• [Data provided]:
((

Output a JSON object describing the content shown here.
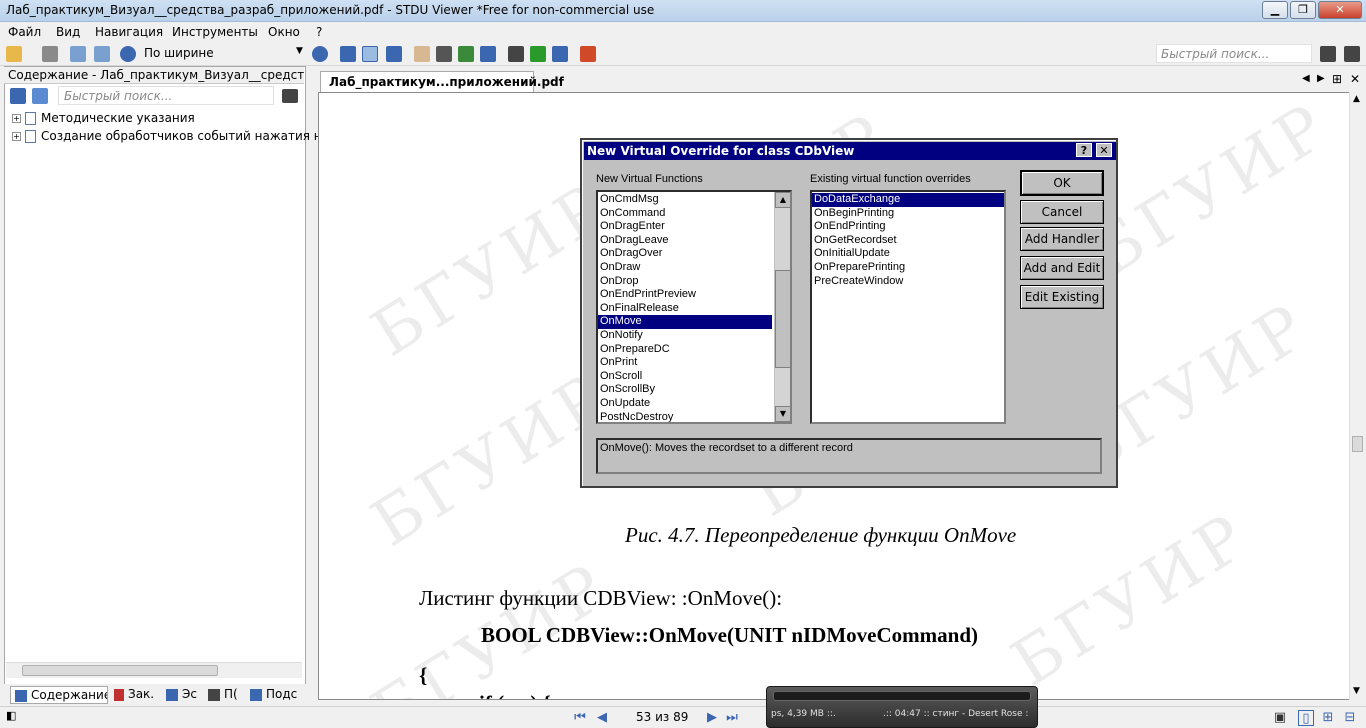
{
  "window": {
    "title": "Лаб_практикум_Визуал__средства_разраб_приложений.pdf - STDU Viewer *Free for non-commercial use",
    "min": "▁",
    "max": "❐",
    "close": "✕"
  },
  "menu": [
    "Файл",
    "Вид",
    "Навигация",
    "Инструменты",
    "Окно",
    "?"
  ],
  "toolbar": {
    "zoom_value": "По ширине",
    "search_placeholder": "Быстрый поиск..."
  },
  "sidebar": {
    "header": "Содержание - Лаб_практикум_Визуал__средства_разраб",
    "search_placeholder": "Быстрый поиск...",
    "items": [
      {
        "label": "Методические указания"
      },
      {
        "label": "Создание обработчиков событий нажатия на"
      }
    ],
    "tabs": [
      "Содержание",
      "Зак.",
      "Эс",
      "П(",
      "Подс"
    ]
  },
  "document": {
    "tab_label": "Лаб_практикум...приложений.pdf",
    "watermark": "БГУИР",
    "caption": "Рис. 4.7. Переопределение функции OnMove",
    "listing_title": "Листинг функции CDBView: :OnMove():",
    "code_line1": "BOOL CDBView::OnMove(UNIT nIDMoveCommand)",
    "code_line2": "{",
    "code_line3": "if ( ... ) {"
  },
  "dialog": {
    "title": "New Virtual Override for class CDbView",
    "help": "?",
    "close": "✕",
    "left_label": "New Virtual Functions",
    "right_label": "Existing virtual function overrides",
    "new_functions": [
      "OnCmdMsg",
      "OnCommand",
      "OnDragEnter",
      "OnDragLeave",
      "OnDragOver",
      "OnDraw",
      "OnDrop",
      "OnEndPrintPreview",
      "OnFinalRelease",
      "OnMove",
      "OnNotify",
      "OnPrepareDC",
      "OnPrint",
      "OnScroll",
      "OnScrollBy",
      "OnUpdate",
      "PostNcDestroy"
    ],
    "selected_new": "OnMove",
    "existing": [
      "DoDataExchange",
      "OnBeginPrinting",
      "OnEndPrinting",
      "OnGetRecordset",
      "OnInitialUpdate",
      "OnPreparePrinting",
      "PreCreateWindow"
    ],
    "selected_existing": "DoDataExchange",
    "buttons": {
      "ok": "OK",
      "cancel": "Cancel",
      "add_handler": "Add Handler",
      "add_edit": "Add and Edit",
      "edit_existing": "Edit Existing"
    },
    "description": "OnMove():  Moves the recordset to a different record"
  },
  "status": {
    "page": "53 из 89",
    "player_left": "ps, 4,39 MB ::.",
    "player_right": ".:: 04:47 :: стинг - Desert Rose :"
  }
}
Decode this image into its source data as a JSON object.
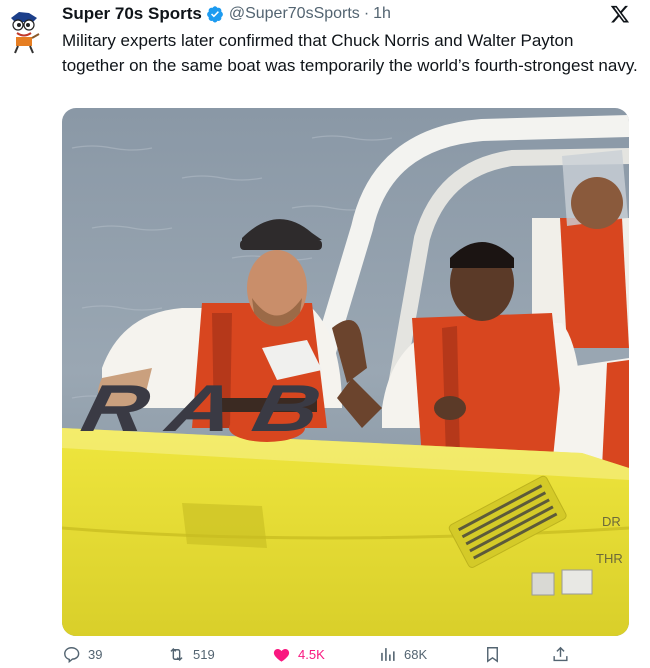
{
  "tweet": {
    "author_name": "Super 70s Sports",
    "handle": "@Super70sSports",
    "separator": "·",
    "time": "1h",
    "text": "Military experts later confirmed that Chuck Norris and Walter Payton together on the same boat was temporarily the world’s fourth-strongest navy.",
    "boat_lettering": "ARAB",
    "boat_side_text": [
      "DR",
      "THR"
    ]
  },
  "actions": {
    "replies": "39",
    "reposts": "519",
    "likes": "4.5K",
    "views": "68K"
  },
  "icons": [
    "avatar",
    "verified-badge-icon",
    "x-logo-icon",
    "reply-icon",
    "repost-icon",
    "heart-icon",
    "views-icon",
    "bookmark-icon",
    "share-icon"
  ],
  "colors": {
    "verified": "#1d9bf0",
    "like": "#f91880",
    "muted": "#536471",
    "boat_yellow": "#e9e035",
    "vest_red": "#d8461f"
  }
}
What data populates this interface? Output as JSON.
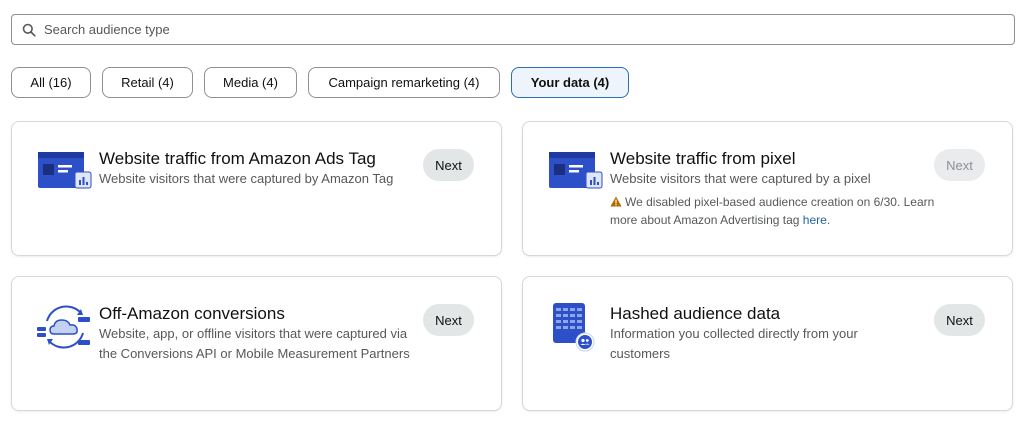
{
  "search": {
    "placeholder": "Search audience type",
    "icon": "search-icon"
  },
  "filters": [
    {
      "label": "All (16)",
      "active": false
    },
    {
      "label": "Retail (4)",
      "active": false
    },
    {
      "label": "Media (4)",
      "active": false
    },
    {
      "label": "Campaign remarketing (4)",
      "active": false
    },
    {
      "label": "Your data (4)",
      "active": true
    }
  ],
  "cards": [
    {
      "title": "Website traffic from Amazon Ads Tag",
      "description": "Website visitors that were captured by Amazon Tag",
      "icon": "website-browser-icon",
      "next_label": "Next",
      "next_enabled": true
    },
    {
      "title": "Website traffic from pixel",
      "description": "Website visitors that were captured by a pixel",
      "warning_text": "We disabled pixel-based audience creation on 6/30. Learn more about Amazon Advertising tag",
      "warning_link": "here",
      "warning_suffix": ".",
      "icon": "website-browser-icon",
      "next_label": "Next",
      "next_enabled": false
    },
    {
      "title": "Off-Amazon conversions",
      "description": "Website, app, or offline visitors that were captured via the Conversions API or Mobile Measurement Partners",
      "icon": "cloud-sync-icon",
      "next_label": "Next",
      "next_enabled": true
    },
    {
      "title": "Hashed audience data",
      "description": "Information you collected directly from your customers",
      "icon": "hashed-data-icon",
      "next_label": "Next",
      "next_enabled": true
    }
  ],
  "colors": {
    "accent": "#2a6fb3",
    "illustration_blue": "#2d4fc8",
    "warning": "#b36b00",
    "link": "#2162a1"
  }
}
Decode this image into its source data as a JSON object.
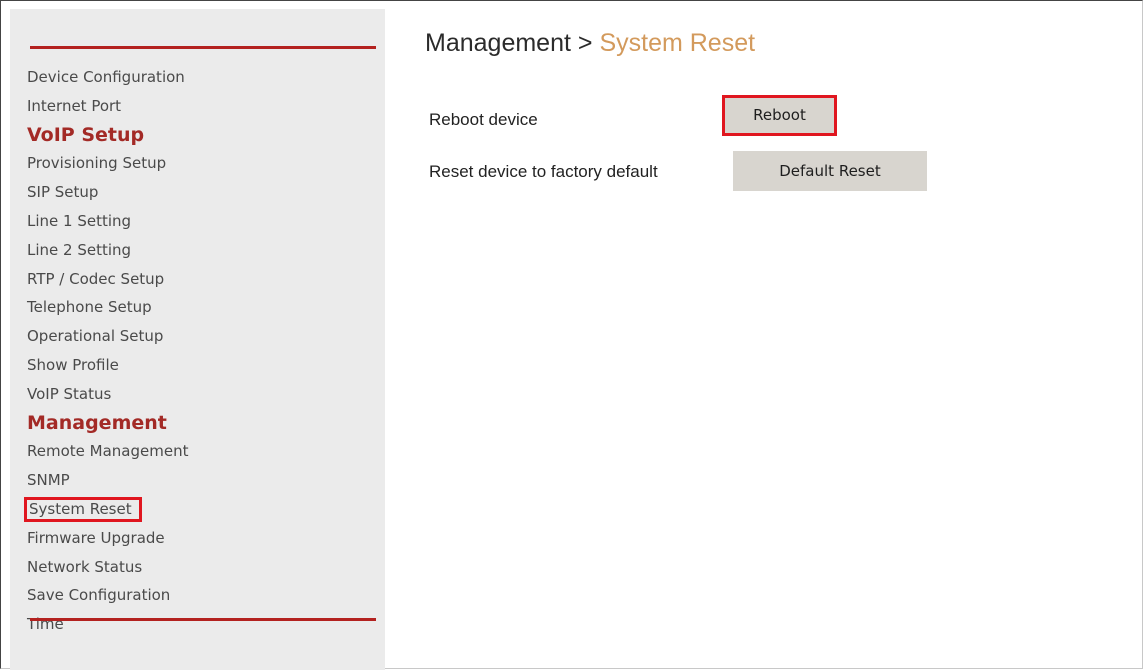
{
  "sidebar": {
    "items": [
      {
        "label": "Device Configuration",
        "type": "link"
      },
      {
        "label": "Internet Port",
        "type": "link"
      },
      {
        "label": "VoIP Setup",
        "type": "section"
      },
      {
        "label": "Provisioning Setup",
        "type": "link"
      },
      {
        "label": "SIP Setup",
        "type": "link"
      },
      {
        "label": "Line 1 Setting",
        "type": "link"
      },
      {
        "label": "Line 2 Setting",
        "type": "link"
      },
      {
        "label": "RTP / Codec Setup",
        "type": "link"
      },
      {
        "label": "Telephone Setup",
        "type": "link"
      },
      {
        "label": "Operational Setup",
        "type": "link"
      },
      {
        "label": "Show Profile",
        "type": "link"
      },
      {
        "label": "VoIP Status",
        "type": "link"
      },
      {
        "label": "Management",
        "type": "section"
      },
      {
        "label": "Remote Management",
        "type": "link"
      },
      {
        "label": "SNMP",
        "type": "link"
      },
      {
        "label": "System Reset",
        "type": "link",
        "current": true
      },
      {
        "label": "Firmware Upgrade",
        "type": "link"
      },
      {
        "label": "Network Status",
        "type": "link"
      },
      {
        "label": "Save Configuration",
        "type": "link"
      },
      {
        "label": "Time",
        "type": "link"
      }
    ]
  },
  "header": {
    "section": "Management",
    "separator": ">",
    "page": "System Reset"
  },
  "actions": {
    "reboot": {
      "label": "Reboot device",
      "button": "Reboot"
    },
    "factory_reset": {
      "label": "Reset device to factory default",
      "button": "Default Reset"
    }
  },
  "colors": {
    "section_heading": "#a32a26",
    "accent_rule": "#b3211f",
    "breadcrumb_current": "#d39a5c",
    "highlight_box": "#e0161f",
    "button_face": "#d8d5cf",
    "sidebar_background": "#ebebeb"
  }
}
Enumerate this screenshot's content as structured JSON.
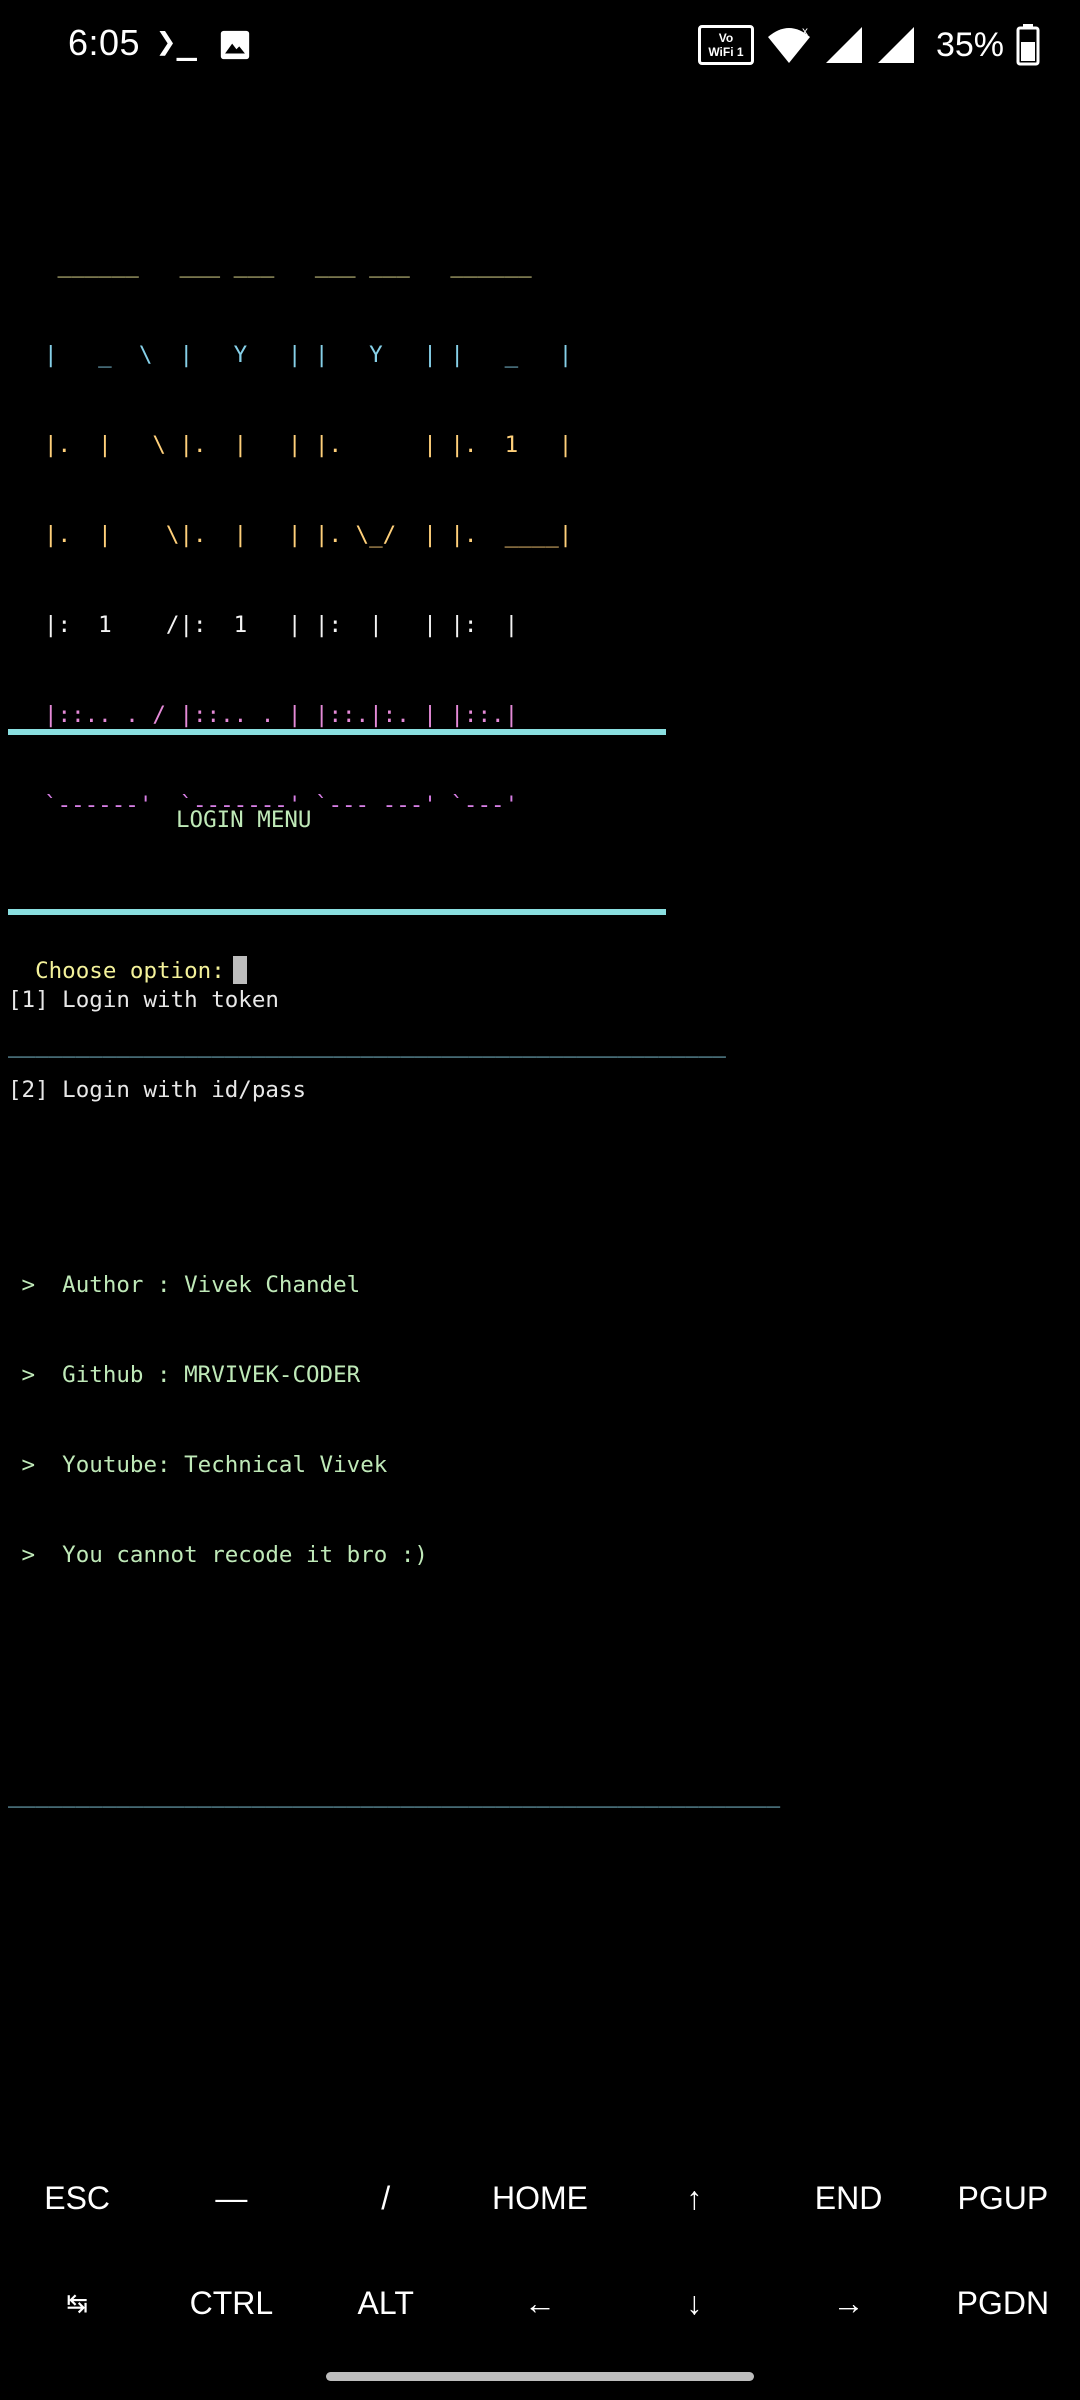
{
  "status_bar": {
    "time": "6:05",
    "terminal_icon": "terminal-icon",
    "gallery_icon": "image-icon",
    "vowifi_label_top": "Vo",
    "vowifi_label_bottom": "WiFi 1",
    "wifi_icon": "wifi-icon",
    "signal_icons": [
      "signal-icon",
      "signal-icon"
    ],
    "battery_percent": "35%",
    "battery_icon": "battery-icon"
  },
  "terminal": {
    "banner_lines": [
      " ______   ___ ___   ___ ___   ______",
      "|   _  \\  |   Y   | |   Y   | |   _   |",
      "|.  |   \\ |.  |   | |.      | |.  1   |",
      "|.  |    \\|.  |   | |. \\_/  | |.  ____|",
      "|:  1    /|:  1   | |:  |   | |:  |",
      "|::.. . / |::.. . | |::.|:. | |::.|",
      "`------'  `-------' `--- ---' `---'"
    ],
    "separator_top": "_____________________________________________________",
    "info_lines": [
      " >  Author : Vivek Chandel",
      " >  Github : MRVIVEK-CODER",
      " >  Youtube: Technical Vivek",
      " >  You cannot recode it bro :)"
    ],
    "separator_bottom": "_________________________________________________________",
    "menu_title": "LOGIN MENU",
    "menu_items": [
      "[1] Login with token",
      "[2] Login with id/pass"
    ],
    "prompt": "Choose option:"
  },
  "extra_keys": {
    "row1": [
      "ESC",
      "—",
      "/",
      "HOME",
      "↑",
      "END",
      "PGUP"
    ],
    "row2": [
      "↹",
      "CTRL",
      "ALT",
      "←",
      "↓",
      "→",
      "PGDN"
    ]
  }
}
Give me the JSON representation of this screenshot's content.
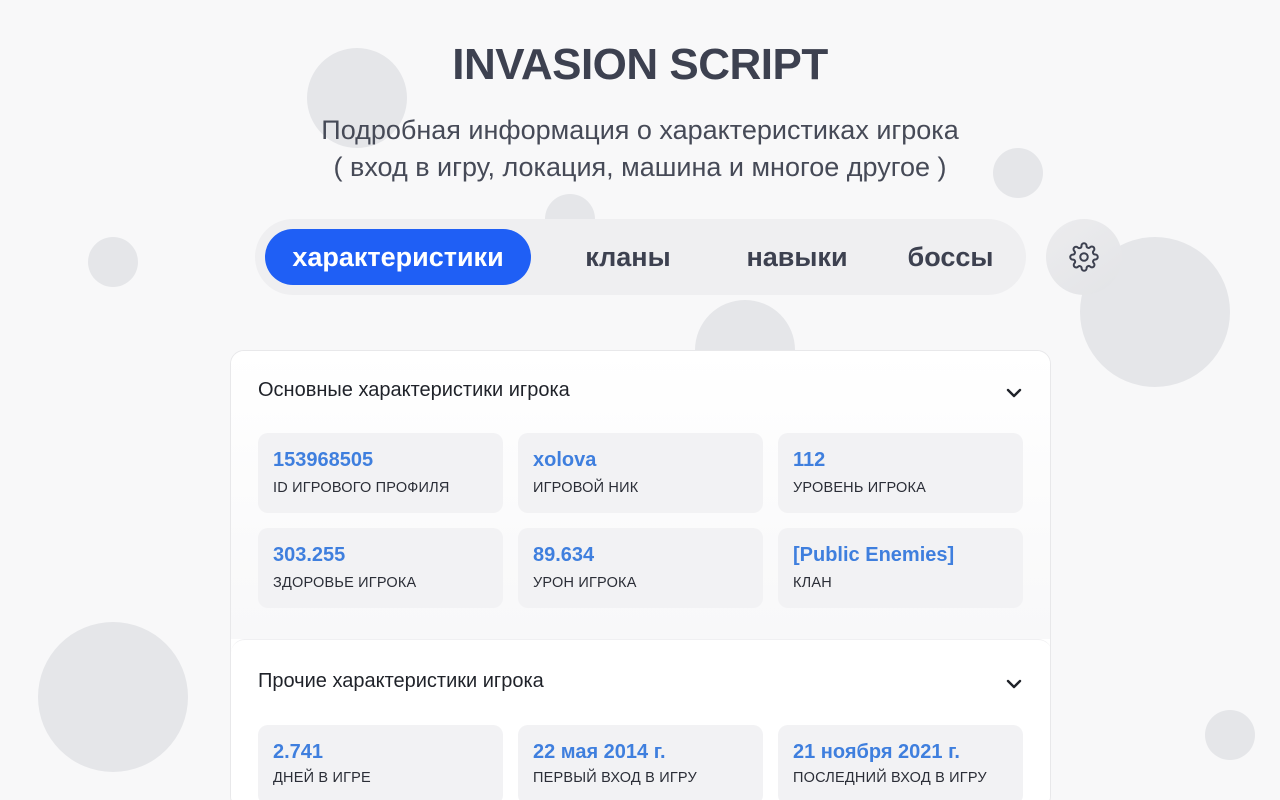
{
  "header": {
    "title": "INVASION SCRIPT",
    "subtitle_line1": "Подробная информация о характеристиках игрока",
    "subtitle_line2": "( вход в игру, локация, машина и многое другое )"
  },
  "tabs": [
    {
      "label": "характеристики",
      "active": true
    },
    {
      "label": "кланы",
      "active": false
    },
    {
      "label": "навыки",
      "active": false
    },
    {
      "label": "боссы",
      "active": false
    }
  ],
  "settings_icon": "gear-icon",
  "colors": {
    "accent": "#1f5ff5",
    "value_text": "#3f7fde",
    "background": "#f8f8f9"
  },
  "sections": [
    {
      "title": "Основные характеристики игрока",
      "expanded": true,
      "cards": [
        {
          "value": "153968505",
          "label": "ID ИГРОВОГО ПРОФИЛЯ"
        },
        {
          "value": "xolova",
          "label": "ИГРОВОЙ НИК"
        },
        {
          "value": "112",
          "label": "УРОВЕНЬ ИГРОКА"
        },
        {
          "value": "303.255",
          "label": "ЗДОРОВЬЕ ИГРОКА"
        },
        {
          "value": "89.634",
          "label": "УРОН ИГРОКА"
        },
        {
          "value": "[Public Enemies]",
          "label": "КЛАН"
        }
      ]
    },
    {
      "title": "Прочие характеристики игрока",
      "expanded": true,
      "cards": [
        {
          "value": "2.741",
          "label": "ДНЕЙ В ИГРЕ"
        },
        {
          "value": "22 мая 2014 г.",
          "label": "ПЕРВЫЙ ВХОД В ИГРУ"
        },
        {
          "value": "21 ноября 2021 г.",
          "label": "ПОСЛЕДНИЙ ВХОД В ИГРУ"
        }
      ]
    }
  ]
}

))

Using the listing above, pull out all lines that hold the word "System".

        "label": "System Reset",
    "page": "System Reset"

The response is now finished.